On Sat. Nov. 16, 2013 I presented the paper "The Image of the Book: What cognitive psychology tells us about the interplay of the visual and aural when experiencing a printed book." at the Resurrecting the Book Conference. Birmingham, U.K.
You can watch a video of the slides with the audio presentation and also download the presentation handout or the slides: Birmingham documents.
The abstract from the paper is below:
printed book, working memory, image, imageability, visual, aural
This paper aims to show that the physical properties of a printed book are intrinsic elements that aid the verbal content in communicating to the reader. This may sound obvious to the book designer, of indifference to the writer, or unimportant to the reader, but there was a time when the physical and verbal elements combined in the single personage of the author, publisher, designer and printer. Paraphrasing the title of a book by urban planner Kevin Lynch and borrowing on his concept of a cityâ€™s â€œimageabilityâ€, we aim to show that the construction of the â€œmental imageâ€ of a text can be enhanced by the visual and physical context in which the text is presented, and that the printed page can retain its privileged status between the author and the reader in part because of this physical character.
Cognitive psychology points to the verbal-visual interaction in perceiving and remembering things, and that the atemporal visual and the temporal verbal are each both temporal and verbal. Through the example of books designed and printed by co-author Jack Stauffacher, we aim to present the printed book as an object lesson in the integration between the visual and the verbal in Alan Baddeleyâ€™s model of working memory, which postulates an interaction between the â€œphonological loopâ€ and the â€œvisuo-spatial sketch padâ€.
Subvocalisation occurs when reading, and also when viewing and â€œnamingâ€ images, thus helping visual organization.
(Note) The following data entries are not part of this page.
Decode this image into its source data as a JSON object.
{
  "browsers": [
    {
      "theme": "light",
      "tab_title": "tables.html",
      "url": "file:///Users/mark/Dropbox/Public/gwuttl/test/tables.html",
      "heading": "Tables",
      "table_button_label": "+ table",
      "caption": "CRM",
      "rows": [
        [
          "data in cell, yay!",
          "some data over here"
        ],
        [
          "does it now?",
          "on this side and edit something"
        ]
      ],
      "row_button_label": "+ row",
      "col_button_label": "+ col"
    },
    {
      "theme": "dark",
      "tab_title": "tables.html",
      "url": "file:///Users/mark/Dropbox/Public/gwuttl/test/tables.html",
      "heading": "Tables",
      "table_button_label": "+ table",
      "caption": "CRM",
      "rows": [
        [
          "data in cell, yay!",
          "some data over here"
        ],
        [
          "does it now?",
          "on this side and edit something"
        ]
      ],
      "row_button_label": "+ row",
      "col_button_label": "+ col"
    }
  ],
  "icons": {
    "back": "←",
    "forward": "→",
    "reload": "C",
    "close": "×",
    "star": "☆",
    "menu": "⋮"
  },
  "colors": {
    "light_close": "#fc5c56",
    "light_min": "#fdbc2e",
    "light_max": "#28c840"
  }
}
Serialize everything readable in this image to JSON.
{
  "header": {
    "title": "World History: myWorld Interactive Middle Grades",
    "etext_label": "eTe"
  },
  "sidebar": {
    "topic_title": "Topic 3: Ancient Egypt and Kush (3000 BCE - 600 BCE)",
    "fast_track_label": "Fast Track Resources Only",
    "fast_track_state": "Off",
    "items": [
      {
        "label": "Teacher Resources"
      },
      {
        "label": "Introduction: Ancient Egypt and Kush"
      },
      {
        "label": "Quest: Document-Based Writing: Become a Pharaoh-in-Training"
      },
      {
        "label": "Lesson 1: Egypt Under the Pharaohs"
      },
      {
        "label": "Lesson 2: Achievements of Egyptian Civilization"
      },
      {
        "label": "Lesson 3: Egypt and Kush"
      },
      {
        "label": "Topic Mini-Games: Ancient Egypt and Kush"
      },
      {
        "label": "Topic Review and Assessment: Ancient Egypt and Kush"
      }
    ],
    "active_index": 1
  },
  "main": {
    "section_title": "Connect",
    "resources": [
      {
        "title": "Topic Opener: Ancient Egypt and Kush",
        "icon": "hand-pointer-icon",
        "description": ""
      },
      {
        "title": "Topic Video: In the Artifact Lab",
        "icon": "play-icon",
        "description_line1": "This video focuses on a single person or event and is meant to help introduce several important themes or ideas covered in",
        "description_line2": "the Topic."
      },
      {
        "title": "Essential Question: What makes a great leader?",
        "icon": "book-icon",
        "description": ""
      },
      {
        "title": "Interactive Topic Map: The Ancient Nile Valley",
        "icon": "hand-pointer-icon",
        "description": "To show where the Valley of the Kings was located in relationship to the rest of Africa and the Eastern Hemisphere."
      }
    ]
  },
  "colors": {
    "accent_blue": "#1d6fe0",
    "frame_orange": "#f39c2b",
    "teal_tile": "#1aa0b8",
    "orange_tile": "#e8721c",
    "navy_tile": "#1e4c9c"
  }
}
Similarly, images are invoked in metaphors, and used as mnemonic devices for easier storage and retrieval. These strategies are crucial if a readerâ€™s â€œworking memoryâ€ is going to successfully retain meaningful information that will be available for later retrieval from long-term memory. While in principle there should be no difference between the hypertext properties of the physical book (footnotes, cross-references, bibliographies, etc.) and those of the digital book or digital text in general (hyperlinks, word definitions, etc.) the act of turning the pages or opening another book involve a physical, spatial activity that complements the aural, phonological process of reading the text. This activity punctuates the temporal process of reading with the spatial equivalent of landmarks and monuments. They are markers that stake out and record a path for a new reader, or confirm and validate the readerâ€™s path through the text.